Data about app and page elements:

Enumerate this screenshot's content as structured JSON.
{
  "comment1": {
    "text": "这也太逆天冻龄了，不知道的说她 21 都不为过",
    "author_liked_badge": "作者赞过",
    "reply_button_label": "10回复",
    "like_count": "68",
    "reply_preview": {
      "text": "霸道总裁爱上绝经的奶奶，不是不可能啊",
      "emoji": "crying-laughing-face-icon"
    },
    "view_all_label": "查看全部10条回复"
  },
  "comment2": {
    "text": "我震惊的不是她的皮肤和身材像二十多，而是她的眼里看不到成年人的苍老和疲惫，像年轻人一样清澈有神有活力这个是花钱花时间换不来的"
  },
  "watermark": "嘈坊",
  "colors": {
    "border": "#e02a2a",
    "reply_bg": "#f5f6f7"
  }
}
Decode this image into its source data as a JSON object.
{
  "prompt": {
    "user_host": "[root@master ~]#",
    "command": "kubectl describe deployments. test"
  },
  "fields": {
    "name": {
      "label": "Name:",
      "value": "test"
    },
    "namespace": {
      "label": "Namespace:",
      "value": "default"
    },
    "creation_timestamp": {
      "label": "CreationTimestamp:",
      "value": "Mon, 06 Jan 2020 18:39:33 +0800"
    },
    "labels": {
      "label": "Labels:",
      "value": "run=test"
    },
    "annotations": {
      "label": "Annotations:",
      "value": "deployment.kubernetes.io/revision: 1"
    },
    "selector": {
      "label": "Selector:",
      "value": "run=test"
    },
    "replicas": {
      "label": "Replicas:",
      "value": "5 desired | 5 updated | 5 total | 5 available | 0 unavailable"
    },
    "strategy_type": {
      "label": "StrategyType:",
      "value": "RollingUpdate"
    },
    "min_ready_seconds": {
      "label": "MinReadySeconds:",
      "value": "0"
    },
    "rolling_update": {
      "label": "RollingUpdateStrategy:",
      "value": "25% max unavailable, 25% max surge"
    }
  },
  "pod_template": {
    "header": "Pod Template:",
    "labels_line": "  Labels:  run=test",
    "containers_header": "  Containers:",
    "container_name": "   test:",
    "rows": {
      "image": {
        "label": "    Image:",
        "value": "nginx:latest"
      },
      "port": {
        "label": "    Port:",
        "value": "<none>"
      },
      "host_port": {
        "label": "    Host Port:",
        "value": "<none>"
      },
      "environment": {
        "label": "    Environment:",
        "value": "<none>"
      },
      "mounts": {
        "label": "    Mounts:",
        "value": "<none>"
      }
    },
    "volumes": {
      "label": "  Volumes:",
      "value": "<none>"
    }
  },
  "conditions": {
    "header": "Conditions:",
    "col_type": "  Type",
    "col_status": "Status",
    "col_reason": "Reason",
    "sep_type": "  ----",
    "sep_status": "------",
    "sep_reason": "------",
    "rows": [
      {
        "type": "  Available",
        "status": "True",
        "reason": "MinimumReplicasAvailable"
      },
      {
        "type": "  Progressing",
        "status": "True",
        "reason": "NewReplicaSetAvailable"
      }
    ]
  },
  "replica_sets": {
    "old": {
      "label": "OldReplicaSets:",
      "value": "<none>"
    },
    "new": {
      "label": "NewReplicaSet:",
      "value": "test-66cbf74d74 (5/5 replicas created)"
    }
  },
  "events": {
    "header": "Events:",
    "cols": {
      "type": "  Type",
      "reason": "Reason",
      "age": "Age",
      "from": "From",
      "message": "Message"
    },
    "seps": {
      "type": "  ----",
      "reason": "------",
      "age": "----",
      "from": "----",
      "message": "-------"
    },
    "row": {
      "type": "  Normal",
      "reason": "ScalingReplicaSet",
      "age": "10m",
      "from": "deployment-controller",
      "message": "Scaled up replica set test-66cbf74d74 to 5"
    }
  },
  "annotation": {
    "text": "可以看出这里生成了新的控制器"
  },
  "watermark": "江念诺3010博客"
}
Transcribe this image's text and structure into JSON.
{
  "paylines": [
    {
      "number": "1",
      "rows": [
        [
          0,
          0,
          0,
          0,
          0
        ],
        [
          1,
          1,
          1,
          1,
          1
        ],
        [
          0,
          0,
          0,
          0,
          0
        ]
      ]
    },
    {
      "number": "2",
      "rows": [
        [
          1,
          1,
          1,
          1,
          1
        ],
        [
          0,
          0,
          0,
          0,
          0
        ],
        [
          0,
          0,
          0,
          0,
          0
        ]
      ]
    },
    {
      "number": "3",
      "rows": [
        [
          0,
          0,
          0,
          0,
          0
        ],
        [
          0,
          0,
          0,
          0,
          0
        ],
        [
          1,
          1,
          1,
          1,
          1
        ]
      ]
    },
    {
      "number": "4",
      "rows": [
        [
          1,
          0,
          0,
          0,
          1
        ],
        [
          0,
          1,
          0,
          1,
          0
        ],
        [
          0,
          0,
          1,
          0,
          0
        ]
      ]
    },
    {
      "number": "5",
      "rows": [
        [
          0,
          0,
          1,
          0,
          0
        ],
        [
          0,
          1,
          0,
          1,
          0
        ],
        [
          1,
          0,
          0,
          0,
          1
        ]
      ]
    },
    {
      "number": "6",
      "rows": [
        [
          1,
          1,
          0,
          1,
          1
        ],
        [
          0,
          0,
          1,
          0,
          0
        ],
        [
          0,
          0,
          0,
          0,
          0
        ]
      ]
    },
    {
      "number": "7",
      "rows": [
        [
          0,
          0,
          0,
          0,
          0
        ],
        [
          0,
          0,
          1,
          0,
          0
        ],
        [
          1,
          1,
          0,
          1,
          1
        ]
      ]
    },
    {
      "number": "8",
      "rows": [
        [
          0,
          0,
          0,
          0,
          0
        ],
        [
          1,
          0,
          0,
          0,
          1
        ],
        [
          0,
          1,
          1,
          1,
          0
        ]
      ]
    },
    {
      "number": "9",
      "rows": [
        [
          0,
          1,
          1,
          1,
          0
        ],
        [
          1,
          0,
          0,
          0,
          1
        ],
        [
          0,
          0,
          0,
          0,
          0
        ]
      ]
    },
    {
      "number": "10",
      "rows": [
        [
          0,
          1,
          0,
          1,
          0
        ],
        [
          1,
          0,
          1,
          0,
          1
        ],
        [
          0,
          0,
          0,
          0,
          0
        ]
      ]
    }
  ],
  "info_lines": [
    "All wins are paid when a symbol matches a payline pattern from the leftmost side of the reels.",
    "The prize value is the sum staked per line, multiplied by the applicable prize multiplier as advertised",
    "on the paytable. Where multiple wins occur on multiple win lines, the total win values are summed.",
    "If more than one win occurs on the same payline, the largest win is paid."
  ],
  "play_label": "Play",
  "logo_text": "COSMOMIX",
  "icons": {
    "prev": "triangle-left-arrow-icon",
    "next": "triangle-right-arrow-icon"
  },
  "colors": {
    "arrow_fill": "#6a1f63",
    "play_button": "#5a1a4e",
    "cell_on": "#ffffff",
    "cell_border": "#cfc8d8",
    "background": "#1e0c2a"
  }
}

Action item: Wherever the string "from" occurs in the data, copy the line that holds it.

Your response:
      "from": "From",
      "from": "----",
      "from": "deployment-controller",
    "All wins are paid when a symbol matches a payline pattern from the leftmost side of the reels.",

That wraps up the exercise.